The former category deals with track renewal ($625 million), power infrastructure renewal ($1.225 billion), tunnel and structure repair ($570 million), mechanical infrastructure repair ($135 million), capacity infrastructure repair / train control renewal ($400 million), and station renewal ($210 million). The latter category deals with station access ($135 million) and future crowding relief projects ($200 million).
The funds will be disbursed every two years in subsets called tranches, with each tranche to be paid off over 30 years. A common misconception is that $3.5 billion would be given to BART all at once—but this wouldn’t make financial sense. Under that scenario, we’d be paying interest on funds we lack the bandwidth to distribute. A disbursement every two years allows us the flexibility to apply money as projects begin and finish.
Why has BART technology remained unchanged since the Pong era? In short, what’s taken so long?
A complicated question, as some of the technology has changed—an example would be customers’ ability to use an NFC-enabled Clipper Card for contactless payment, among many other reinvestments we’ve already made. For example: we completed a $1.6 billion system reinvestment program in the 1990s which renovated 439 cars, various escalators, and fare equipment.
Moreover, BART has spent billions of dollars on improvements over the last few years: the upcoming Fleet of the Future, Hayward Maintenance Complex, and new train control system are three of such projects. In fact, the Fleet of the Future is on the cusp of completion with the first new cars having already arrived.
The items we seek to repair with Measure RR weren’t in need of replacement until just about now. Generally, if it functioned, it didn’t need fixing. Even so, many of the hundreds of thousands of physical parts of BART were not meant (or built) to last much longer than about 45 years—and this year marks our 44th. Now is the time to rebuild.
Also causing holdups are political constraints. Thanks to California law, bond measures require a 2/3 vote for approval—a higher standard than that used to elect our U.S. senators. Under this system, 34% of the population can thwart the will of the majority, which makes crafting these measures a bit like threading a needle. If a bond measure fails to pass in a presidential election year, it may be many years before another can be put to ballot. If Measure RR is voted down, the intervening years would be difficult for us. Population increase and continued aging would be dealing BART a double whammy.
How does BART plan to continue improving infrastructure while pursuing track extensions like the Warm Springs station or BART to San Jose?
Bringing our fleet to 1,081 cars and improving train control will vastly improve capacity, which gives us the necessary room for new service. Also, the funding to bring BART to San Jose is being paid for by the Valley Transit Authority (VTA) and measures passed in Santa Clara County. Once VTA builds the stations and trackway, they hand us the keys and we then operate the property as part of our normal system. Additionally, VTA covers all operating costs in Santa Clara County as well as the cost of impact from new riders on our core system.

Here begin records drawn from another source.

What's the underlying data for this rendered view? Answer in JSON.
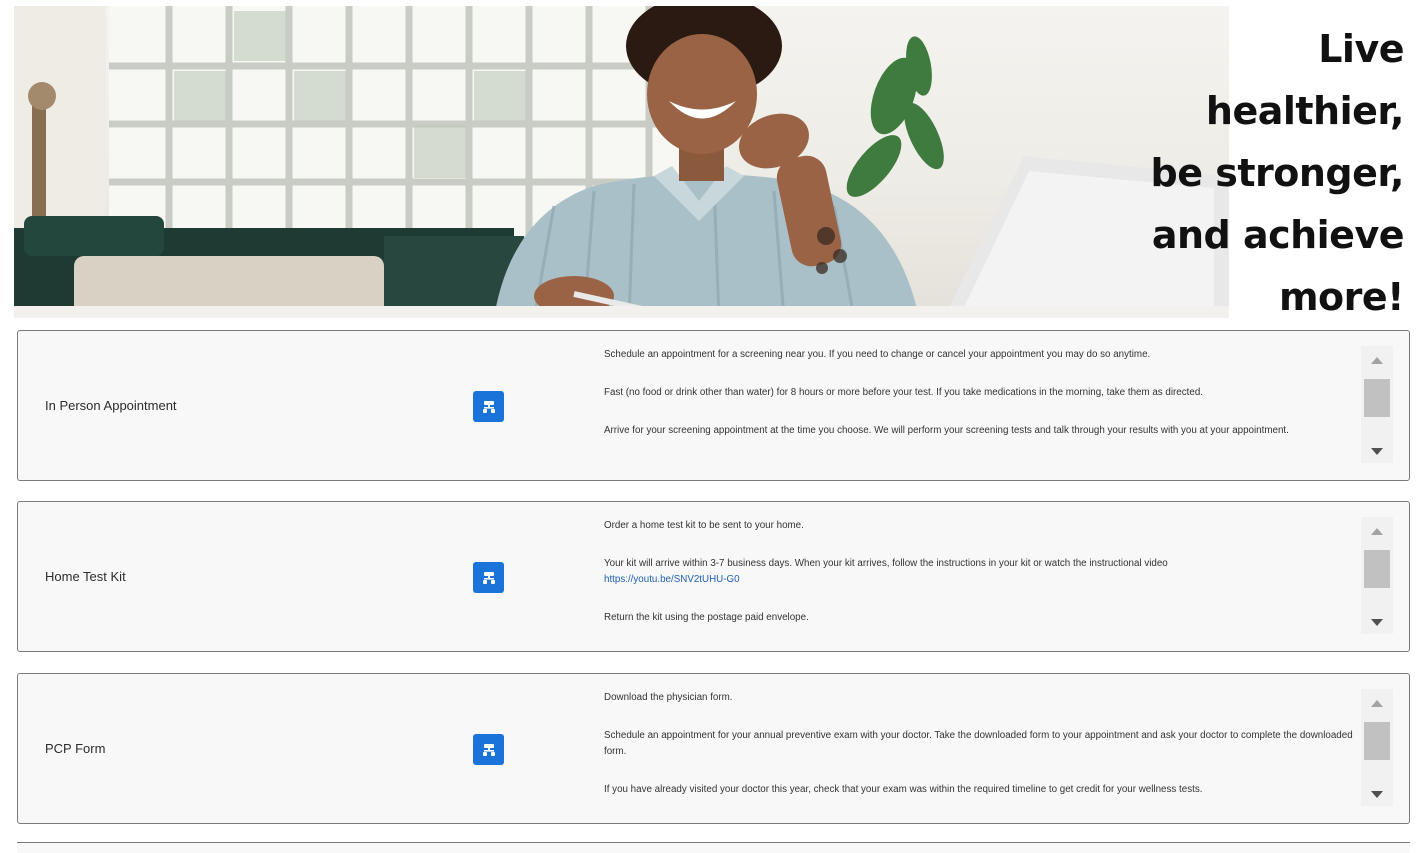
{
  "hero": {
    "tagline": [
      "Live",
      "healthier,",
      "be stronger,",
      "and achieve",
      "more!"
    ]
  },
  "cards": [
    {
      "title": "In Person Appointment",
      "button_icon": "hierarchy-icon",
      "paragraphs": [
        "Schedule an appointment for a screening near you. If you need to change or cancel your appointment you may do so anytime.",
        "Fast (no food or drink other than water) for 8 hours or more before your test. If you take medications in the morning, take them as directed.",
        "Arrive for your screening appointment at the time you choose. We will perform your screening tests and talk through your results with you at your appointment."
      ]
    },
    {
      "title": "Home Test Kit",
      "button_icon": "hierarchy-icon",
      "paragraphs": [
        "Order a home test kit to be sent to your home.",
        "Your kit will arrive within 3-7 business days. When your kit arrives, follow the instructions in your kit or watch the instructional video",
        "Return the kit using the postage paid envelope."
      ],
      "link": "https://youtu.be/SNV2tUHU-G0"
    },
    {
      "title": "PCP Form",
      "button_icon": "hierarchy-icon",
      "paragraphs": [
        "Download the physician form.",
        "Schedule an appointment for your annual preventive exam with your doctor. Take the downloaded form to your appointment and ask your doctor to complete the downloaded form.",
        "If you have already visited your doctor this year, check that your exam was within the required timeline to get credit for your wellness tests."
      ]
    }
  ],
  "colors": {
    "button": "#1a73d9",
    "link": "#1f5fb3",
    "card_border": "#7a7a7a",
    "card_bg": "#f8f8f8"
  }
}
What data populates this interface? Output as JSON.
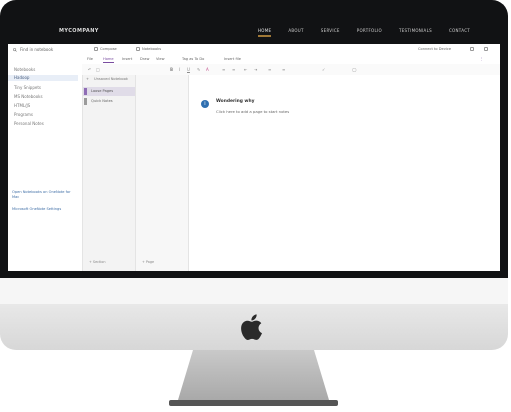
{
  "site": {
    "brand": "MYCOMPANY",
    "nav": [
      {
        "label": "HOME",
        "active": true
      },
      {
        "label": "ABOUT",
        "active": false
      },
      {
        "label": "SERVICE",
        "active": false
      },
      {
        "label": "PORTFOLIO",
        "active": false
      },
      {
        "label": "TESTIMONIALS",
        "active": false
      },
      {
        "label": "CONTACT",
        "active": false
      }
    ]
  },
  "app": {
    "search": {
      "label": "Find in notebook"
    },
    "toolbar": {
      "item1": "Compose",
      "item2": "Notebooks",
      "right": "Connect to Device"
    },
    "sidebar": {
      "items": [
        "Notebooks",
        "Hadoop",
        "Tiny Snippets",
        "MS Notebooks",
        "HTML/JS",
        "Programs",
        "Personal Notes"
      ],
      "active_index": 1,
      "links": [
        "Open Notebooks on OneNote for Mac",
        "Microsoft OneNote Settings"
      ]
    },
    "ribbon": {
      "tabs": [
        "File",
        "Home",
        "Insert",
        "Draw",
        "View"
      ],
      "active_tab": 1,
      "tools_label": "Tag as To Do",
      "tools_extra": "Insert file"
    },
    "sections": {
      "header": "Unsaved Notebook",
      "items": [
        {
          "label": "Loose Pages",
          "color": "#8f6db5",
          "active": true
        },
        {
          "label": "Quick Notes",
          "color": "#9b9b9b",
          "active": false
        }
      ],
      "footer": "+ Section"
    },
    "pages": {
      "footer": "+ Page"
    },
    "notice": {
      "icon": "info-icon",
      "title": "Wondering why",
      "text": "Click here to add a page to start notes"
    }
  },
  "colors": {
    "bezel": "#111214",
    "accent": "#a07836",
    "onenote_purple": "#7a4da0"
  }
}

Measure RR is designed to improve BART’s core, and our General Manager has made it clear that money from Measure RR will not be spent on projects outside the BART District (e.g. in Santa Clara and San Mateo Counties).